You can’t have a yes without a no.
For a lovely year starting at about 18 months, my son’s favorite word was a very adamant “NO!” Do you want to pee on the potty? NO. Do you want to sit by your new baby sister? NO. Do you want to help mommy pick up your toys? NO! I REALLY did not like that word for a while.
I, on the other hand, did not have the word “no” in my vocabulary at that time, or for many years after. I was a “yes” girl. Need anything in the whole wide world? I’m your girl. I’m here for YOU. I didn’t even think about it when someone asked for something, it was always an immediate YES. I’m in. I will do it, and by it, I mean everything!
I was an exhausted mom working shift work that demanded me to say yes all the time in my career. Yes to every patient whim – yes to being their waitress, their therapist, and sometimes their punching bag. Yes to every doctor’s demand (no please or thank you required). Yes to every extra shift. Yes to extra classes and training, yes to extra responsibilities, yes to teaching new nurses, yes, yes, yes. Which then carried to my life outside of work.

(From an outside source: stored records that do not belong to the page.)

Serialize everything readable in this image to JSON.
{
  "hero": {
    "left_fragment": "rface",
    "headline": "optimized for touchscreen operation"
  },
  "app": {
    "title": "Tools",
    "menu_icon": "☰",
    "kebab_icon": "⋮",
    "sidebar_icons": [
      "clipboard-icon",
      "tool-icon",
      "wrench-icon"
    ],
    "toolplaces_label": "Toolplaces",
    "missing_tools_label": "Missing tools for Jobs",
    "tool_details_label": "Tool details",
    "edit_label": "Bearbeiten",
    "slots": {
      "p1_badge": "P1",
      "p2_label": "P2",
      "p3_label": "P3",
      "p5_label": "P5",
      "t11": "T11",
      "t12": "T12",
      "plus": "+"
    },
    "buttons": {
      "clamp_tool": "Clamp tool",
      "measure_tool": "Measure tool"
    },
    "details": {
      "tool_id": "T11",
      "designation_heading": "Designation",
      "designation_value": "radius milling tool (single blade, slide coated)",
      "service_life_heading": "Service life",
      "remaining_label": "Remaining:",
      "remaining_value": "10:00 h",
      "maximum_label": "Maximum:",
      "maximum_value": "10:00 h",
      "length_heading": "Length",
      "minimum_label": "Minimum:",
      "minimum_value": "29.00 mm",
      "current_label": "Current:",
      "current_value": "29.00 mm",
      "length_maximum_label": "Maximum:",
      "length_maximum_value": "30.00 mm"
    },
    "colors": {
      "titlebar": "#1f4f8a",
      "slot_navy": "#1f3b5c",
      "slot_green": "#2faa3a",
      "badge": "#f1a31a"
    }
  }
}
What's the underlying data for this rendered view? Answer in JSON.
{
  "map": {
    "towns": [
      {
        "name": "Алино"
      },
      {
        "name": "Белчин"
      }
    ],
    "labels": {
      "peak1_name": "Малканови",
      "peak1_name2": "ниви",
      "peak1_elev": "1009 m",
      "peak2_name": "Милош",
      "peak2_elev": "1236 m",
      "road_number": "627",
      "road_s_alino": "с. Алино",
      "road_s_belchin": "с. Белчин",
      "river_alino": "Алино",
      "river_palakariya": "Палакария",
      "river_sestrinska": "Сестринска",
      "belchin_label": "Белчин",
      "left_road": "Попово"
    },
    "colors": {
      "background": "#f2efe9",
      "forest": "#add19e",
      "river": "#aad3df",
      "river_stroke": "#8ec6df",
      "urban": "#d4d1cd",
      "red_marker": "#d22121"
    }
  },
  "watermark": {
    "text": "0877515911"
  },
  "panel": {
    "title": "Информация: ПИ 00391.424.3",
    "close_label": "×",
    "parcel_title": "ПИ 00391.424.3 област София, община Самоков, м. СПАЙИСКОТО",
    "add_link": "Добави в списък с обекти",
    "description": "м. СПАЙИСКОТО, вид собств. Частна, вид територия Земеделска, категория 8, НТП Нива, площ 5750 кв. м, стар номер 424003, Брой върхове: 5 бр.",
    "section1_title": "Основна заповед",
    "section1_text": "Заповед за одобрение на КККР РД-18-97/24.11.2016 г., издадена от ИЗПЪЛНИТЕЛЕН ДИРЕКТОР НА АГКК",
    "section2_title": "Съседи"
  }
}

I was everyone’s rock. Having a bad day? Yes, I’m here to listen and give advice and take your load to carry, even though mine is heavier. Need a favor? Yes, I can do more, be more, even when I didn’t have more to give. My time is your time. My life is your life. So many yeses. Except I said yes but really meant no.
Yes led to resentment. It led to the feeling I didn’t matter. It led to exhaustion. Yes was my way of people pleasing, making sure I was liked and felt valued. But I didn’t feel that at all. I felt used and abused. A yes to someone else meant to big fat NO to me.
It also meant no to the people I loved the most. What I didn’t realize at the time was that each time I said yes to something, I was saying no to something else. Wait. Read that again. EACH TIME YOU SAY YES TO SOMETHING, YOU ARE SAYING NO TO SOMETHING ELSE. Or someone else.
For instance, can you bring three different kinds of cookies to the bake sale? Yes (shit when am I going to have time to bake three different kinds of cookies?). Fast forward to 9 pm that night, the entire contents of your pantry spilled onto your countertops, and you hear … “Mom, can you tuck me in?” NO, are you kidding, I have to bake all these cookies, and it’s 9pm, and I haven’t even … There’s the no. To someone who matters most.
THAT is how I learned to love the word “no.” By facing the fact that my yeses were taking away from my favorite people, the people in my inner circle who loved me most. And not just directly. When a million yeses led to all those no’s to myself, the secondhand reaction was impatience, yelling, and at times rage. It was ugly.
I started saying no to small things. I almost couldn’t say the word at first. It sat on my tongue and held on for dear life. It felt impossible. And then I reminded myself that a no to one thing meant a yes to another, most often my family. And as hard as it was to value myself at the time, I knew I was also saying yes to myself.
The first no came with an excuse. A reason. I couldn’t just say no because I didn’t want to, right? Then came the explanatory no, I’m saying no so I can say yes to my kids. Finally, I could say no for the sake of saying no. I wasn’t rude, I might say, “no, I’m sorry, I just can’t prioritize that right now.” Or “no that won’t work for me but (insert something that does indeed work for you.”
It felt … freeing. It felt like I was in control again. The people who I had always said yes to were taken back. The new no me was something they had never seen before. They were annoyed I’m sure, pissed off maybe. I thought it would be terrible. It wasn’t. Because I was saying yes to the right things and I knew it.
What are you saying yes to? WHO are you saying yes to? If you can’t say that your yes is bringing you or a loved one joy, pause, take a breath, and let that NO roll off your tongue. No, no, no. You can do it. Find your inner toddler. Remind yourself what it feels like to say what you mean. And remember your no will always lead to the best yes.